It is remarkable that four commentaries on Nietzsche’s On the Genealogy of Morals will have been published within the space of one year—a testimony to how prominent the text has become in scholarship and college courses. Recently I had the great pleasure of convening with the other three authors—Dan Conway, Chris Janaway, and David Owen—to share and discuss our work. I can say with confidence that each of these authors has produced a first-rate study, and I am proud to share the stage with them.1 Moreover, there should be little concern about redundancy within this set of commentaries; each is written in a distinctive style, with distinctive interpretations, emphases, and perspectives on Nietzsche’s complicated book—yet each with careful and expert attention to the text as written. So there is plenty of room for productive disagreement and cross-fertilization among these commentaries.

In my article I will focus on Nietzsche’s discussion of the ascetic ideal in GM III.2 In the course of my analysis I will indicate how my approach differs from those of the other three works when appropriate. Each of the other writers does a remarkable job examining this crucial part of GM. The contribution of my approach, I think, involves developing elements in Nietzsche’s text that are either bypassed, underdeveloped, or developed in a manner that I would want to amend. Four topics that fit this scenario are the relationship between the ascetic ideal and nihilism, the meaning of the “metaphysical value of truth,” the meaning and importance of life affirmation in the text, and Nietzsche’s remark about art in relation to the ascetic ideal.

To get started, I believe that the fundamental question underlying GM is: Can there be meaning and value in natural life following the death of God? The eclipse of the supernatural in modern thought is a presumed turn to nature, but Nietzsche insists that this turn is in fact a looping reliance on the theological tradition and that the eclipse of God forces a more radical naturalistic challenge: If the Western tradition in one way or another is beholden to a nature-transcending or life-averse condition, then the loss of this condition’s divine warrant undermines traditional sources of meaning and value, to the point where the West faces the choice between nihilism and a new, affirmative philosophy of nature.

GM is a quasi-historical study that fills out the details of the above scenario by trying to show how and why the tradition has been life averse and cannot [End Page 106] be sustained in the wake of modern developments.
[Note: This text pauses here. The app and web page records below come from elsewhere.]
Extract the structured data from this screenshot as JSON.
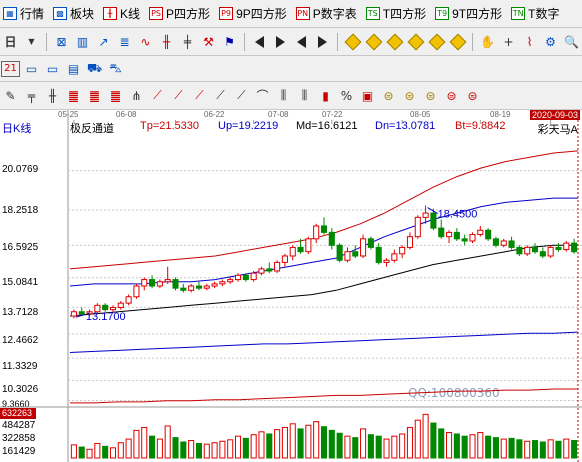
{
  "menubar": {
    "items": [
      {
        "icon": "grid-icon",
        "label": "行情"
      },
      {
        "icon": "blocks-icon",
        "label": "板块"
      },
      {
        "icon": "kline-icon",
        "label": "K线"
      },
      {
        "icon_text": "PS",
        "label": "P四方形"
      },
      {
        "icon_text": "P9",
        "label": "9P四方形"
      },
      {
        "icon_text": "PN",
        "label": "P数字表"
      },
      {
        "icon_text": "TS",
        "label": "T四方形"
      },
      {
        "icon_text": "T9",
        "label": "9T四方形"
      },
      {
        "icon_text": "TN",
        "label": "T数字"
      }
    ]
  },
  "chart": {
    "title": "日K线",
    "indicator": "极反通道",
    "params": {
      "tp": "Tp=21.5330",
      "up": "Up=19.2219",
      "md": "Md=16.6121",
      "dn": "Dn=13.0781",
      "bt": "Bt=9.8842"
    },
    "right_date": "2020-09-03",
    "right_label": "彩天马A",
    "price_ticks": [
      "20.0769",
      "18.2518",
      "16.5925",
      "15.0841",
      "13.7128",
      "12.4662",
      "11.3329",
      "10.3026",
      "9.3660"
    ],
    "volume_ticks": [
      "484287",
      "322858",
      "161429"
    ],
    "volume_current": "632263",
    "dates": [
      "05-25",
      "06-08",
      "06-22",
      "07-08",
      "07-22",
      "08-05",
      "08-19"
    ],
    "high_marker": "18.4500",
    "low_marker": "13.1700",
    "watermark": "QQ:100800360",
    "colors": {
      "up": "#e00000",
      "down": "#008800",
      "channel_top": "#cc0000",
      "channel_mid": "#0000cc",
      "ma": "#000000"
    }
  },
  "chart_data": {
    "type": "candlestick",
    "ylim": [
      9.2,
      21.6
    ],
    "candles": [
      [
        13.3,
        13.6,
        13.2,
        13.5
      ],
      [
        13.5,
        13.7,
        13.3,
        13.4
      ],
      [
        13.4,
        13.6,
        13.3,
        13.5
      ],
      [
        13.5,
        13.9,
        13.4,
        13.8
      ],
      [
        13.8,
        13.9,
        13.5,
        13.6
      ],
      [
        13.6,
        13.8,
        13.5,
        13.7
      ],
      [
        13.7,
        14.0,
        13.6,
        13.9
      ],
      [
        13.9,
        14.3,
        13.8,
        14.2
      ],
      [
        14.2,
        14.8,
        14.1,
        14.7
      ],
      [
        14.7,
        15.1,
        14.5,
        15.0
      ],
      [
        15.0,
        15.2,
        14.6,
        14.7
      ],
      [
        14.7,
        15.0,
        14.6,
        14.9
      ],
      [
        14.9,
        15.6,
        14.8,
        15.0
      ],
      [
        15.0,
        15.1,
        14.5,
        14.6
      ],
      [
        14.6,
        14.8,
        14.4,
        14.5
      ],
      [
        14.5,
        14.8,
        14.4,
        14.7
      ],
      [
        14.7,
        14.9,
        14.5,
        14.6
      ],
      [
        14.6,
        14.8,
        14.5,
        14.7
      ],
      [
        14.7,
        14.9,
        14.6,
        14.8
      ],
      [
        14.8,
        15.0,
        14.7,
        14.9
      ],
      [
        14.9,
        15.1,
        14.8,
        15.0
      ],
      [
        15.0,
        15.3,
        14.9,
        15.2
      ],
      [
        15.2,
        15.3,
        14.9,
        15.0
      ],
      [
        15.0,
        15.4,
        14.9,
        15.3
      ],
      [
        15.3,
        15.6,
        15.2,
        15.5
      ],
      [
        15.5,
        15.8,
        15.3,
        15.4
      ],
      [
        15.4,
        15.9,
        15.3,
        15.8
      ],
      [
        15.8,
        16.2,
        15.6,
        16.1
      ],
      [
        16.1,
        16.6,
        15.9,
        16.5
      ],
      [
        16.5,
        16.9,
        16.2,
        16.3
      ],
      [
        16.3,
        17.0,
        16.2,
        16.9
      ],
      [
        16.9,
        17.6,
        16.7,
        17.5
      ],
      [
        17.5,
        17.9,
        17.1,
        17.2
      ],
      [
        17.2,
        17.4,
        16.4,
        16.6
      ],
      [
        16.6,
        16.7,
        15.8,
        15.9
      ],
      [
        15.9,
        16.5,
        15.8,
        16.3
      ],
      [
        16.3,
        16.6,
        16.0,
        16.1
      ],
      [
        16.1,
        17.1,
        16.0,
        16.9
      ],
      [
        16.9,
        17.0,
        16.4,
        16.5
      ],
      [
        16.5,
        16.7,
        15.7,
        15.8
      ],
      [
        15.8,
        16.0,
        15.6,
        15.9
      ],
      [
        15.9,
        16.4,
        15.8,
        16.2
      ],
      [
        16.2,
        16.6,
        16.0,
        16.5
      ],
      [
        16.5,
        17.2,
        16.4,
        17.0
      ],
      [
        17.0,
        18.0,
        16.9,
        17.9
      ],
      [
        17.9,
        18.45,
        17.6,
        18.1
      ],
      [
        18.1,
        18.3,
        17.3,
        17.4
      ],
      [
        17.4,
        17.8,
        16.9,
        17.0
      ],
      [
        17.0,
        17.3,
        16.7,
        17.2
      ],
      [
        17.2,
        17.4,
        16.8,
        16.9
      ],
      [
        16.9,
        17.1,
        16.6,
        16.8
      ],
      [
        16.8,
        17.2,
        16.7,
        17.1
      ],
      [
        17.1,
        17.5,
        17.0,
        17.3
      ],
      [
        17.3,
        17.4,
        16.8,
        16.9
      ],
      [
        16.9,
        17.0,
        16.5,
        16.6
      ],
      [
        16.6,
        16.9,
        16.5,
        16.8
      ],
      [
        16.8,
        17.0,
        16.4,
        16.5
      ],
      [
        16.5,
        16.6,
        16.1,
        16.2
      ],
      [
        16.2,
        16.6,
        16.1,
        16.5
      ],
      [
        16.5,
        16.7,
        16.2,
        16.3
      ],
      [
        16.3,
        16.5,
        16.0,
        16.1
      ],
      [
        16.1,
        16.6,
        16.0,
        16.5
      ],
      [
        16.5,
        16.7,
        16.3,
        16.4
      ],
      [
        16.4,
        16.8,
        16.3,
        16.7
      ],
      [
        16.7,
        16.9,
        16.2,
        16.3
      ]
    ],
    "channel_top": [
      15.5,
      15.6,
      15.7,
      15.8,
      15.9,
      16.0,
      16.1,
      16.3,
      16.5,
      16.7,
      16.9,
      17.2,
      17.6,
      18.1,
      18.7,
      19.3,
      19.8,
      20.2,
      20.5,
      20.7,
      20.9,
      21.0
    ],
    "channel_up": [
      14.7,
      14.8,
      14.8,
      14.8,
      14.9,
      14.9,
      15.0,
      15.2,
      15.4,
      15.6,
      15.8,
      16.0,
      16.5,
      17.0,
      17.4,
      17.8,
      18.1,
      18.4,
      18.6,
      18.7,
      18.8,
      18.8
    ],
    "ma": [
      13.3,
      13.4,
      13.5,
      13.6,
      13.7,
      13.8,
      13.9,
      14.0,
      14.1,
      14.2,
      14.3,
      14.5,
      14.8,
      15.1,
      15.4,
      15.7,
      15.9,
      16.1,
      16.3,
      16.5,
      16.6,
      16.6
    ],
    "channel_dn": [
      11.6,
      11.65,
      11.7,
      11.75,
      11.8,
      11.85,
      11.9,
      11.95,
      12.0,
      12.0,
      12.05,
      12.1,
      12.15,
      12.2,
      12.25,
      12.3,
      12.35,
      12.4,
      12.45,
      12.5,
      12.5,
      12.55
    ],
    "channel_bt": [
      9.25,
      9.25,
      9.3,
      9.3,
      9.35,
      9.35,
      9.4,
      9.4,
      9.45,
      9.5,
      9.55,
      9.6,
      9.6,
      9.65,
      9.7,
      9.75,
      9.8,
      9.8,
      9.85,
      9.85,
      9.9,
      9.9
    ],
    "volume_ylim": [
      0,
      632263
    ],
    "volumes": [
      180000,
      150000,
      120000,
      200000,
      160000,
      140000,
      210000,
      260000,
      380000,
      420000,
      300000,
      260000,
      440000,
      280000,
      220000,
      240000,
      200000,
      190000,
      210000,
      230000,
      250000,
      300000,
      270000,
      320000,
      360000,
      330000,
      390000,
      420000,
      470000,
      400000,
      450000,
      500000,
      430000,
      380000,
      340000,
      300000,
      280000,
      400000,
      320000,
      300000,
      260000,
      300000,
      330000,
      420000,
      520000,
      600000,
      480000,
      400000,
      350000,
      330000,
      300000,
      320000,
      350000,
      300000,
      280000,
      260000,
      270000,
      250000,
      230000,
      240000,
      220000,
      250000,
      230000,
      260000,
      240000
    ]
  }
}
The genealogical history unfolding in the book is meant to simultaneously clarify and critique the counternatural drives in European culture, no less in its supposed departures from supernatural beliefs. The third essay focuses on the ascetic ideal as the organizing term for counternatural values, and the rhetorical force of this term is meant to disturb confidence in what Nietzsche takes to be the deepest, most extensive, and most comprehensive manifestation of the ascetic ideal: the will to truth. The ultimate target is a belief in an unconditional, binary model of truth that aims for immunity from any taint of otherness, and this model, according to Nietzsche, shows itself in modern science and philosophy no less than in transcendent religious systems.

GM III lays out the multiple ways in which the ascetic ideal has shown itself: in artists, scholars, philosophers, priests, and even science. Religious practices of self-denial are surely the connotation associated with asceticism, and yet Nietzsche applies the term to many nonreligious domains. Even though science, say, seems to have little in common with religious asceticism, Nietzsche is happy to retain the rhetorical force of asceticism because it keeps alive the fundamental question at the heart of GM: the value and meaning of natural life. Religious asceticism would likely admit its opposition to natural existence as such. Subsequent cultural developments might conceive of themselves as not religious in this sense, as not conflicted with natural life. Yet Nietzsche insists that these developments continue in...